"Here's your Anth." I tore the doll head off and sent it bonk-bonk-bonking down the vines. "Here's your love, your dear, your doll!"

One look at me and he went scuttling to the back of his seat. His eyes bulged, he clutched at his chest and choked on his next breath. For a second I was sure he recognized me; paths had reconnected, file directories had spilled open somewhere in him, and he was wondering how he'd ever been king without his queen.

But when I reached for him he ugh'd and backhanded my wrist. His face set in the socked-jaw look.

Love can stand a pair of orange-lipped mistresses, even a harem thereof. Love endures distance and empty heads. Doesn't it, Doctor?

And that's where it falls apart. That's where the beat stops and the mask slides off and there are two machines staring each other down, one broken and one whole. Your love, Doctor, is the fluff on a poet's feather pen. Mine is a scissor, dull and rusted, subject to bends and breaks, with nonsense scratched on the side.

A scissor buried in dress folds, with my finger hooked through the ring. I closed my hand around its base and brought the blade up through the underside of Goh's jaw. Straight through to where neck and skull meet, where a vital wire-or-six hook head-brain to body-brain, where the personality driver chugs away barring introduction of sharp objects.

I don't think there even were files to be reopened. You must have run a complete reformat on him. All for an Answer, for a big fat "HYPOTHESIS CONFIRMED" stamp at the top of your report. Why don't you qualify the licks of electricity that forked their way up the scissor to my hand, or the breath-over-bottle-top sound of Goh's failing vocal output?

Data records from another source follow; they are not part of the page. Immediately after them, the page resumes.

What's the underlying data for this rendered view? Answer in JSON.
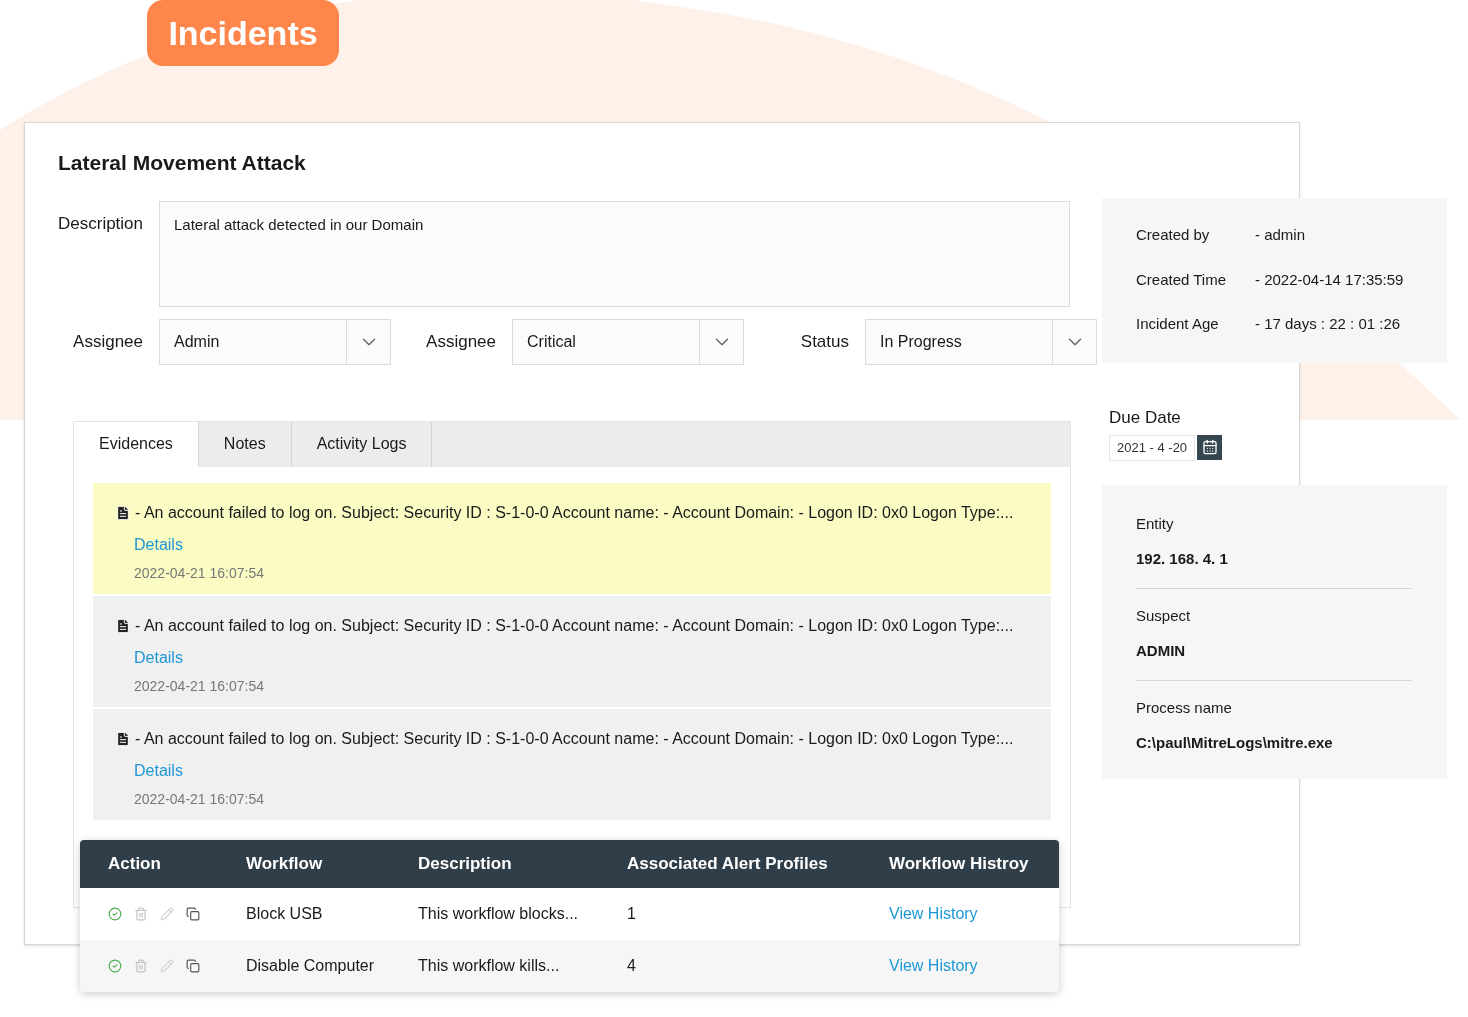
{
  "header": {
    "badge": "Incidents"
  },
  "incident": {
    "title": "Lateral Movement Attack",
    "description_label": "Description",
    "description": "Lateral attack detected in our Domain",
    "selects": [
      {
        "label": "Assignee",
        "value": "Admin"
      },
      {
        "label": "Assignee",
        "value": "Critical"
      },
      {
        "label": "Status",
        "value": "In Progress"
      }
    ]
  },
  "tabs": [
    {
      "label": "Evidences",
      "selected": true
    },
    {
      "label": "Notes",
      "selected": false
    },
    {
      "label": "Activity Logs",
      "selected": false
    }
  ],
  "evidences": [
    {
      "text": "- An account failed to log on. Subject: Security ID : S-1-0-0 Account name: - Account Domain: - Logon ID: 0x0 Logon Type:...",
      "link": "Details",
      "time": "2022-04-21 16:07:54",
      "highlighted": true
    },
    {
      "text": "- An account failed to log on. Subject: Security ID : S-1-0-0 Account name: - Account Domain: - Logon ID: 0x0 Logon Type:...",
      "link": "Details",
      "time": "2022-04-21 16:07:54",
      "highlighted": false
    },
    {
      "text": "- An account failed to log on. Subject: Security ID : S-1-0-0 Account name: - Account Domain: - Logon ID: 0x0 Logon Type:...",
      "link": "Details",
      "time": "2022-04-21 16:07:54",
      "highlighted": false
    }
  ],
  "info": [
    {
      "label": "Created by",
      "value": "- admin"
    },
    {
      "label": "Created Time",
      "value": "- 2022-04-14 17:35:59"
    },
    {
      "label": "Incident Age",
      "value": "- 17 days : 22 : 01 :26"
    }
  ],
  "due_date": {
    "label": "Due Date",
    "value": "2021 - 4 -20"
  },
  "entity_panel": [
    {
      "label": "Entity",
      "value": "192. 168. 4. 1"
    },
    {
      "label": "Suspect",
      "value": "ADMIN"
    },
    {
      "label": "Process name",
      "value": "C:\\paul\\MitreLogs\\mitre.exe"
    }
  ],
  "workflow_table": {
    "columns": [
      "Action",
      "Workflow",
      "Description",
      "Associated Alert Profiles",
      "Workflow Histroy"
    ],
    "rows": [
      {
        "workflow": "Block USB",
        "description": "This workflow blocks...",
        "alert_profiles": "1",
        "history": "View History"
      },
      {
        "workflow": "Disable Computer",
        "description": "This workflow kills...",
        "alert_profiles": "4",
        "history": "View History"
      }
    ]
  }
}
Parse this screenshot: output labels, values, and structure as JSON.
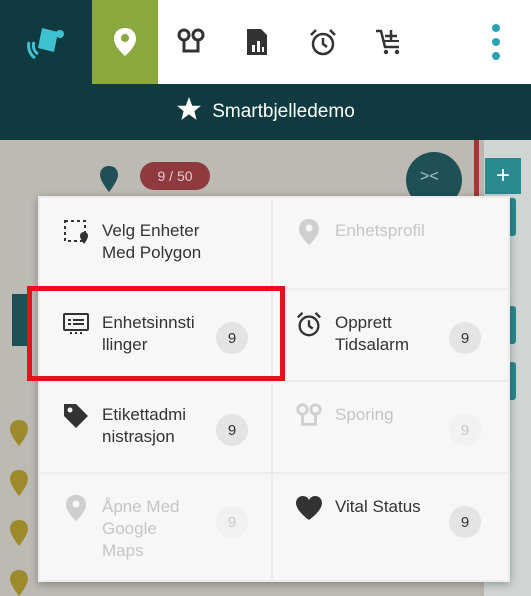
{
  "toolbar": {
    "icons": [
      "bell-logo-icon",
      "location-pin-icon",
      "tracking-icon",
      "report-icon",
      "alarm-clock-icon",
      "cart-add-icon",
      "more-vertical-icon"
    ],
    "accent_active": "#8aa83e",
    "brand_dark": "#0f3b40"
  },
  "header": {
    "title": "Smartbjelledemo",
    "icon": "star-icon"
  },
  "background": {
    "count_badge": "9 / 50",
    "plus_label": "+",
    "collapse_label": "><"
  },
  "menu": {
    "items": [
      {
        "label": "Velg Enheter Med Polygon",
        "icon": "polygon-select-icon",
        "badge": "",
        "enabled": true
      },
      {
        "label": "Enhetsprofil",
        "icon": "location-pin-icon",
        "badge": "",
        "enabled": false
      },
      {
        "label": "Enhetsinnsti llinger",
        "icon": "device-settings-icon",
        "badge": "9",
        "enabled": true,
        "highlighted": true
      },
      {
        "label": "Opprett Tidsalarm",
        "icon": "alarm-clock-icon",
        "badge": "9",
        "enabled": true
      },
      {
        "label": "Etikettadmi nistrasjon",
        "icon": "tag-icon",
        "badge": "9",
        "enabled": true
      },
      {
        "label": "Sporing",
        "icon": "tracking-icon",
        "badge": "9",
        "enabled": false
      },
      {
        "label": "Åpne Med Google Maps",
        "icon": "location-pin-icon",
        "badge": "9",
        "enabled": false
      },
      {
        "label": "Vital Status",
        "icon": "heart-icon",
        "badge": "9",
        "enabled": true
      }
    ]
  },
  "colors": {
    "highlight": "#e3131e"
  }
}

His eyes went mostly white as the pupils strained downwards, fixed on my face, on the naked frame and wires.

EDIT launched into an extended squeal. A grinding, popping, knocking sound came from somewhere around my left shoulder. It occurred to me then, Doctor, just what kind of man you were, what kind of rotten amusement you'd take from sticking EDIT's driver up there in my chest.

You sick bastard, you put it in my heart.

I yanked the scissor out of Goh's throat and rounded on the guards. Their crossbows twanged, and half a dozen arrows thumped into my chest and stomach. I pitched backward onto Goh's seat.

When the static cleared all I could see were the blurry-bright lines of Goh's legs. They still twitched. And I laughed, or rather, huffed my own little bottle-top hoot, because I could hear the guards clank and the crowd murmur, but over - or maybe under - everything there was - is - nothing.

Nothing, Doctor. No voice, no text, no stupid EDIT. One of the arrows had cleared my left shoulder. It's all I've wanted since you killed me, Doc. It's why I've won.

Feel free to qualify this as inadequacy of love. Me, I'm going to move all this to the backup drive and finish up while the guards are still poking and prodding Goh. I've got a scissor to my throat and no thirdfold EDIT to talk me down. All the strings and ropes save one are lying limp across the throne's armrest, and that last one's easy enough to cut.